After creating mental anguish for celebrities with his MTV series Punk’d, Ashton Kutcher went on to executive produce Beauty and the Geek, which was, for the most part, a heartwarming and good-natured series. But now he’s going back to his evil roots, producing Wedding Crashers, using actors to interrupt wedding receptions–something that even Oprah couldn’t pull off without looking like an obnoxious ass.

Ashton Kutcher and his production company will screw with people’s weddings as part of his next reality project, a six-episode series for NBC based upon and named after the film Wedding Crashers.

“If you watch the first 20 minutes of the movie, you’ll understand the tone of the show. It takes a rite of passage that everyone’s familiar with and puts a lot of twists on it,” the series’ executive producer Karey Burke tells Variety. New Line’s Jon Kroll, who also produced Amish in the City, says the company “asked Katalyst if they could use their evil ‘Punk’d’ powers for good.

The show will not try “to embarrass the bride and groom but rather unleash a series of comic stunts and pranks that will make the event memorable for them and their guests,” Variety reports. Maybe they’ll put a bloody corpse in the bathtub of the hotel room being used by the bride hotel room (as Ashton did for a pre-Punk’d, never-aired MTV series), because that’d definitely be wonderfully memorable for all involved.

New Line’s wedding vow [Variety]

Surprisingly, man not eaten alive on Eaten Alive

Eaten Alive

Discovery Channel’s happy family holiday special Eaten Alive aired Sunday, rewarding viewers for their two full hours of viewing by ensuring that they spent quality time in the company of others instead of wasting that time doing something else that might not have been as satisfying, such as buying things that have labels which accurately reflect their contents.

Winter 2015 reality TV debut schedule

winter 2015 reality TV schedule

Mark your calendars with all these upcoming reality TV show debuts, including Celebrity Apprentice, The Bachelor, and another season of MasterChef Junior, all of which kick off in early January.

There are also 20+ shows debuting in December--including the one-off return of The Sing Off. No winter break for reality TV.

about the writer

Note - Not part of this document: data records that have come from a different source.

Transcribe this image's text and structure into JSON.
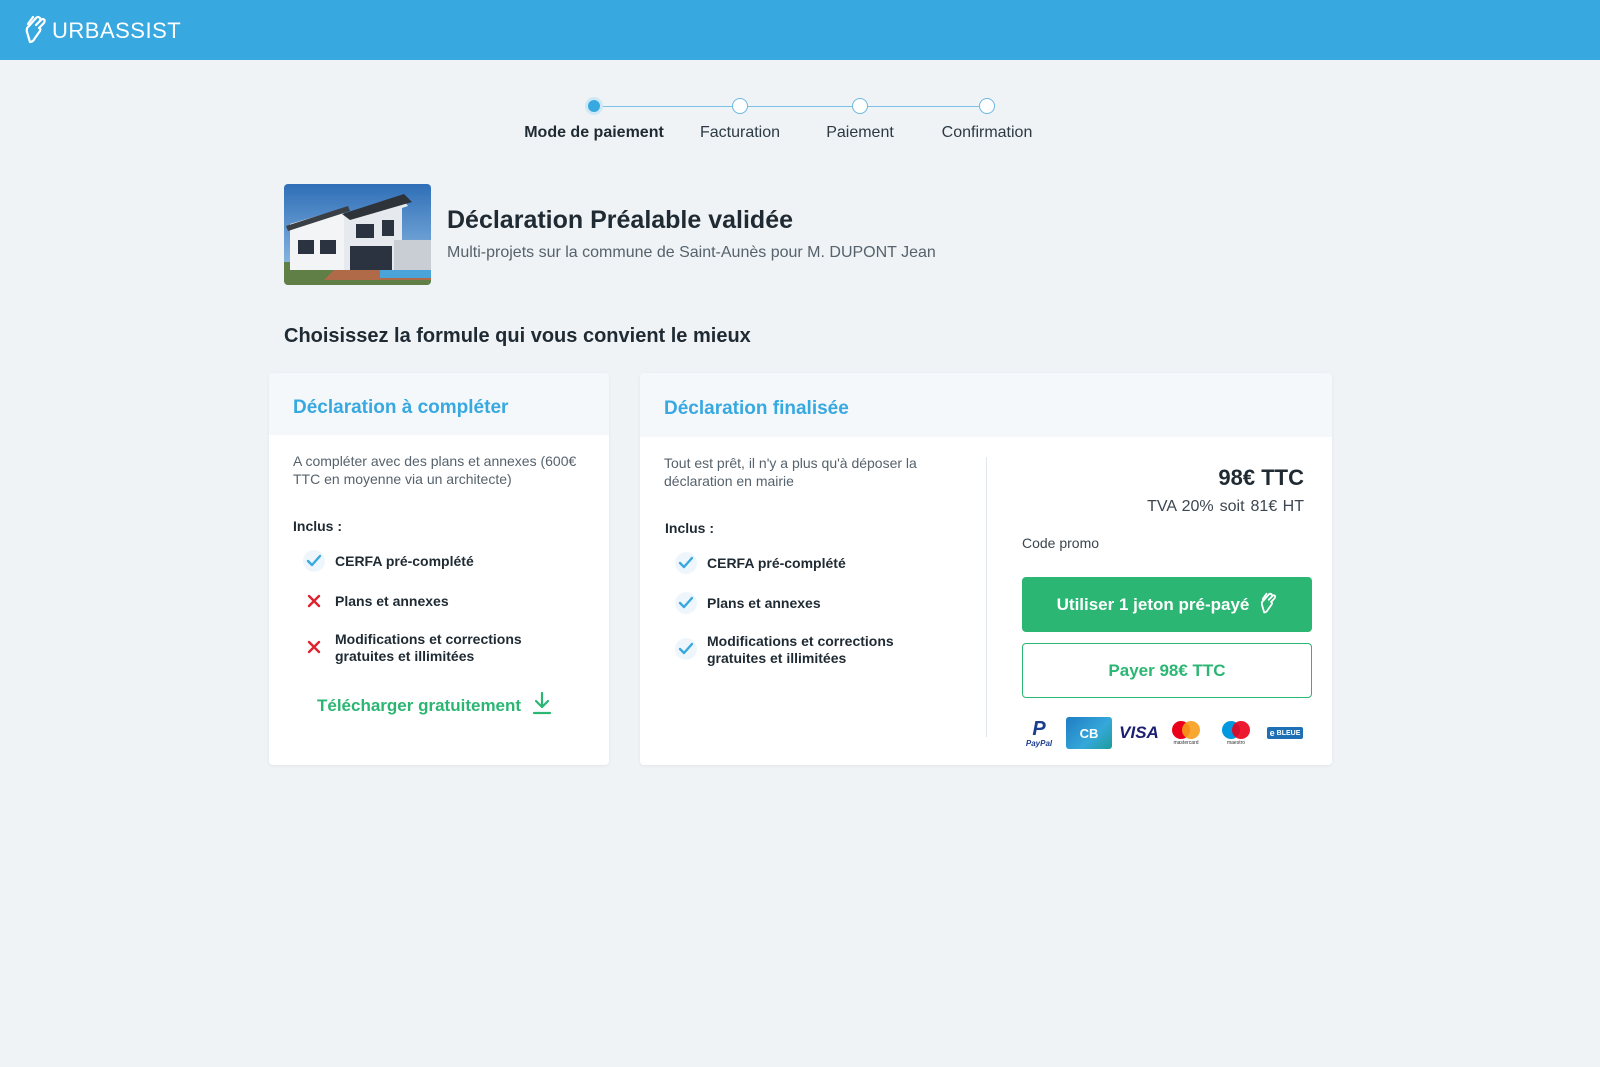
{
  "brand": {
    "name": "URBASSIST",
    "color": "#38a9e0",
    "accent_green": "#2bb673"
  },
  "stepper": {
    "steps": [
      {
        "label": "Mode de paiement",
        "active": true
      },
      {
        "label": "Facturation",
        "active": false
      },
      {
        "label": "Paiement",
        "active": false
      },
      {
        "label": "Confirmation",
        "active": false
      }
    ]
  },
  "project": {
    "title": "Déclaration Préalable validée",
    "subtitle": "Multi-projets sur la commune de Saint-Aunès pour M. DUPONT Jean"
  },
  "section_title": "Choisissez la formule qui vous convient le mieux",
  "offer_left": {
    "title": "Déclaration à compléter",
    "description": "A compléter avec des plans et annexes (600€ TTC en moyenne via un architecte)",
    "included_label": "Inclus :",
    "features": [
      {
        "label": "CERFA pré-complété",
        "included": true
      },
      {
        "label": "Plans et annexes",
        "included": false
      },
      {
        "label": "Modifications et corrections gratuites et illimitées",
        "included": false
      }
    ],
    "download_label": "Télécharger gratuitement"
  },
  "offer_right": {
    "title": "Déclaration finalisée",
    "description": "Tout est prêt, il n'y a plus qu'à déposer la déclaration en mairie",
    "included_label": "Inclus :",
    "features": [
      {
        "label": "CERFA pré-complété",
        "included": true
      },
      {
        "label": "Plans et annexes",
        "included": true
      },
      {
        "label": "Modifications et corrections gratuites et illimitées",
        "included": true
      }
    ],
    "price": "98€ TTC",
    "tva_label": "TVA 20%",
    "soit_label": "soit",
    "ht_price": "81€ HT",
    "promo_label": "Code promo",
    "token_button": "Utiliser 1 jeton pré-payé",
    "pay_button": "Payer 98€ TTC",
    "payment_methods": [
      {
        "name": "paypal-logo",
        "label_top": "P",
        "label_bottom": "PayPal"
      },
      {
        "name": "cb-logo",
        "label": "CB"
      },
      {
        "name": "visa-logo",
        "label": "VISA"
      },
      {
        "name": "mastercard-logo",
        "label": "mastercard"
      },
      {
        "name": "maestro-logo",
        "label": "maestro"
      },
      {
        "name": "e-carte-bleue-logo",
        "label_small": "e",
        "label": "BLEUE"
      }
    ]
  }
}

Andy Dehnart is a journalist who has covered reality television for more than 15 years and created reality blurred in 2000. A member of the Television Critics Association, his writing and criticism about television, culture, and media has appeared on NPR and in Playboy, Buzzfeed, and many other publications. Andy, 36, also directs the journalism program at Stetson University in Florida, where he teaches creative nonfiction and journalism. He has an M.F.A. in nonfiction writing and literature from Bennington College. More about reality blurred and Andy.